- _Directions for this task_
Go through the material underneath and show every line where the string "Adobe" occurs.

- _Data shown_
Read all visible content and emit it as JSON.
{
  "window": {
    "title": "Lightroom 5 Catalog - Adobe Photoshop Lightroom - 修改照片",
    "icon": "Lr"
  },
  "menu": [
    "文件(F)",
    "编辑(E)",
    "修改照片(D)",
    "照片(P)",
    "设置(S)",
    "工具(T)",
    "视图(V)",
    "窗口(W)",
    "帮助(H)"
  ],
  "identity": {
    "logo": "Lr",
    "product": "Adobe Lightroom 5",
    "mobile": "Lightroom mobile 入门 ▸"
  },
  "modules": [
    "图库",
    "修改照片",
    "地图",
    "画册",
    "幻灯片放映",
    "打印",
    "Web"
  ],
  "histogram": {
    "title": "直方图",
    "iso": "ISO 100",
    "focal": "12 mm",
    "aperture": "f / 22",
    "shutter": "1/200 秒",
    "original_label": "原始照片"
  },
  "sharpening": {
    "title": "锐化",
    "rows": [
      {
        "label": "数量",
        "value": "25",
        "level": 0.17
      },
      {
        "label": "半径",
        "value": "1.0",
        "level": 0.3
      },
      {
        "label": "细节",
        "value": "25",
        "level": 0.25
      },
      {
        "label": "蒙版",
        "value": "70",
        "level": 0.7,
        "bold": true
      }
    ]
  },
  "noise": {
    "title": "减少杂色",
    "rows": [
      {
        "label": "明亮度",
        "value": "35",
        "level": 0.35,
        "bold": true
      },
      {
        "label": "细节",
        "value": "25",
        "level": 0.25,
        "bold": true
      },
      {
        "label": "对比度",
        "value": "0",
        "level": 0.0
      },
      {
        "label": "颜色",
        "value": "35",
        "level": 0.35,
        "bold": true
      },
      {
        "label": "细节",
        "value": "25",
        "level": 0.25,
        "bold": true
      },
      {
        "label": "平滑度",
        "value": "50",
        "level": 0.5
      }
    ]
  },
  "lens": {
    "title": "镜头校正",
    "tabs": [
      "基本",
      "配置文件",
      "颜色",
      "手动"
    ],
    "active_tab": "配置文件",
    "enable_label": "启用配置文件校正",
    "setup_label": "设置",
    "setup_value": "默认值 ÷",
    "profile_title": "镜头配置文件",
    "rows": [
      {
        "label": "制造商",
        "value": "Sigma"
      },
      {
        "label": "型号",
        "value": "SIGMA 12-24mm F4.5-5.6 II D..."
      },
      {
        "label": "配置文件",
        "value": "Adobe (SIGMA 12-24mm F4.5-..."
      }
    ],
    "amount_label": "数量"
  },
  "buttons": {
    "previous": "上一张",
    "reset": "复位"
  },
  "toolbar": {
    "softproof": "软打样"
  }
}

- _Written response_
    "title": "Lightroom 5 Catalog - Adobe Photoshop Lightroom - 修改照片",
    "product": "Adobe Lightroom 5",
        "value": "Adobe (SIGMA 12-24mm F4.5-..."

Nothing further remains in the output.